Many of my blogs about wrongful death cases are related to proving the mental pain and suffering of the survivors. However, there is an additional element of damages that needs to be addressed and can often be the most significant measure of damage of a wrongful death claim: the loss of net accumulations.
When somebody dies prematurely due to the carelessness of another, the deceased person stops earning money. Their estate is entitled to compensation for the amount of money they would have earned minus the amount they likely would have spent. The plaintiff’s attorney presents evidence to prove that the deceased person would have accumulated a large net worth if they had lived a full life, and the amount of that net worth becomes an element of the damages. Of course, in most cases, this requires a lot of speculation.
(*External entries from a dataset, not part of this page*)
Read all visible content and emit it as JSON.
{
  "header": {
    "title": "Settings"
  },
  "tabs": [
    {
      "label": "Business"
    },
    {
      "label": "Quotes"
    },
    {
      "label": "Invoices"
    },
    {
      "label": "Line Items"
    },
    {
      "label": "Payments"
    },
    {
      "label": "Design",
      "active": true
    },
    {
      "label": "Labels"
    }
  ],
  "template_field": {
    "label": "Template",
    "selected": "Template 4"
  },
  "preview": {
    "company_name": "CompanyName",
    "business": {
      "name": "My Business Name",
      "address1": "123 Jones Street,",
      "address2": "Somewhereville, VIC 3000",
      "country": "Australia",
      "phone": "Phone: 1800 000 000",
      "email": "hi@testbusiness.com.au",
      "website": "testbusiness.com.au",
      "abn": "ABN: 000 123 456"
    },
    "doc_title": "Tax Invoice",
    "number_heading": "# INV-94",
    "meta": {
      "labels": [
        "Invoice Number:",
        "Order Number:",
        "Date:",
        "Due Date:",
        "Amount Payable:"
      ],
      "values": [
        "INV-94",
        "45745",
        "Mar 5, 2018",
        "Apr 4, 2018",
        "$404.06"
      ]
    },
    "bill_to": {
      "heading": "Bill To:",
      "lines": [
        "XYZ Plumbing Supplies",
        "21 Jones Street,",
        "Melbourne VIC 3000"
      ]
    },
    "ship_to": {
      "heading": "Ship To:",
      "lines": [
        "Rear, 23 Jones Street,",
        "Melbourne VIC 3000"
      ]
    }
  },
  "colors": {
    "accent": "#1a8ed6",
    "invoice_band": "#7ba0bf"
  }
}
Children, for example, may not have lived long enough to show a trajectory of how much money they are likely to earn over a lifetime. For that reason, in the case of a death of a minor child with no spouse or lineal descendants (a minor child is under 25 years old according to the wrongful death statute), lost net accumulations are not recoverable. We prove the amount of lost net accumulations through expert testimony. The experts look at the trajectory of the deceased person’s career and spending habits and calculate the amount of damages using case studies and economic tables and formulas.
This is a fascinating area of the law because the estate of an adult child who dies wrongfully is entitled to full compensation for the loss of net accumulations, even if the survivors of the adult child (the parents) were unlikely to survive long enough to inherit the adult child’s estate. Although this seems to provide a potential windfall for the parents of the adult child, it serves the legislative purpose of shifting the burden of wrongful death from the survivors of the decedent to the wrongdoer.
If you are considering pursuing a wrongful death claim, it’s imperative that you contact an experienced wrongful death attorney as soon as possible. The attorney needs to begin immediately gathering evidence to prove not only the case’s underlying facts but also the damages such as loss of net accumulations, loss of support and services, lost companionship, and mental pain and suffering of the survivors.
Wrongful Death Lawyer
Fasig Brooks Law Offices